### TASK STATEMENT
Each line in the data must be reproduced as written, except for any picture.

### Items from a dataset
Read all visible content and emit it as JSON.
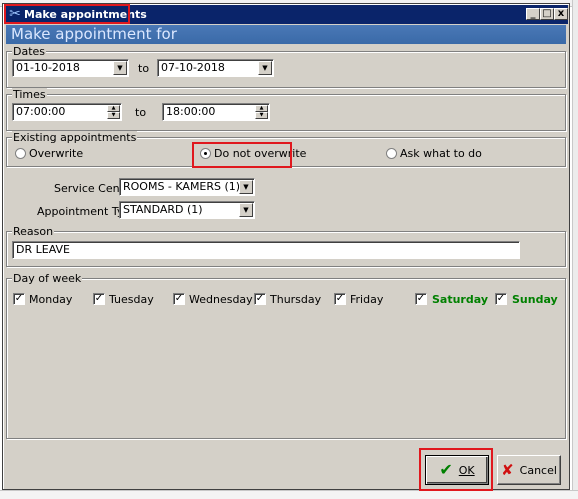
{
  "window": {
    "title": "Make appointments",
    "header": "Make appointment for",
    "controls": {
      "minimize": "_",
      "maximize": "□",
      "close": "x"
    }
  },
  "dates": {
    "legend": "Dates",
    "from": "01-10-2018",
    "to_label": "to",
    "to": "07-10-2018"
  },
  "times": {
    "legend": "Times",
    "from": "07:00:00",
    "to_label": "to",
    "to": "18:00:00"
  },
  "existing": {
    "legend": "Existing appointments",
    "options": [
      "Overwrite",
      "Do not overwrite",
      "Ask what to do"
    ],
    "selected": "Do not overwrite"
  },
  "service": {
    "centre_label": "Service Centre:",
    "centre_value": "ROOMS - KAMERS (1)",
    "type_label": "Appointment Type:",
    "type_value": "STANDARD (1)"
  },
  "reason": {
    "legend": "Reason",
    "value": "DR LEAVE"
  },
  "days": {
    "legend": "Day of week",
    "items": [
      {
        "label": "Monday",
        "checked": true
      },
      {
        "label": "Tuesday",
        "checked": true
      },
      {
        "label": "Wednesday",
        "checked": true
      },
      {
        "label": "Thursday",
        "checked": true
      },
      {
        "label": "Friday",
        "checked": true
      },
      {
        "label": "Saturday",
        "checked": true,
        "color": "#008000"
      },
      {
        "label": "Sunday",
        "checked": true,
        "color": "#008000"
      }
    ]
  },
  "buttons": {
    "ok_label": "OK",
    "cancel_label": "Cancel"
  },
  "icons": {
    "app": "scissors-icon",
    "ok": "check-icon",
    "cancel": "x-icon"
  },
  "colors": {
    "titlebar": "#0a246a",
    "header_band": "#3a6aa8",
    "dialog_bg": "#d4d0c8",
    "highlight": "#e0181e",
    "weekend": "#008000"
  }
}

### WRITTEN ANSWER
Read all visible content and emit it as JSON.
{
  "window": {
    "title": "Make appointments",
    "header": "Make appointment for",
    "controls": {
      "minimize": "_",
      "maximize": "□",
      "close": "x"
    }
  },
  "dates": {
    "legend": "Dates",
    "from": "01-10-2018",
    "to_label": "to",
    "to": "07-10-2018"
  },
  "times": {
    "legend": "Times",
    "from": "07:00:00",
    "to_label": "to",
    "to": "18:00:00"
  },
  "existing": {
    "legend": "Existing appointments",
    "options": [
      "Overwrite",
      "Do not overwrite",
      "Ask what to do"
    ],
    "selected": "Do not overwrite"
  },
  "service": {
    "centre_label": "Service Centre:",
    "centre_value": "ROOMS - KAMERS (1)",
    "type_label": "Appointment Type:",
    "type_value": "STANDARD (1)"
  },
  "reason": {
    "legend": "Reason",
    "value": "DR LEAVE"
  },
  "days": {
    "legend": "Day of week",
    "items": [
      {
        "label": "Monday",
        "checked": true
      },
      {
        "label": "Tuesday",
        "checked": true
      },
      {
        "label": "Wednesday",
        "checked": true
      },
      {
        "label": "Thursday",
        "checked": true
      },
      {
        "label": "Friday",
        "checked": true
      },
      {
        "label": "Saturday",
        "checked": true,
        "color": "#008000"
      },
      {
        "label": "Sunday",
        "checked": true,
        "color": "#008000"
      }
    ]
  },
  "buttons": {
    "ok_label": "OK",
    "cancel_label": "Cancel"
  },
  "icons": {
    "app": "scissors-icon",
    "ok": "check-icon",
    "cancel": "x-icon"
  },
  "colors": {
    "titlebar": "#0a246a",
    "header_band": "#3a6aa8",
    "dialog_bg": "#d4d0c8",
    "highlight": "#e0181e",
    "weekend": "#008000"
  }
}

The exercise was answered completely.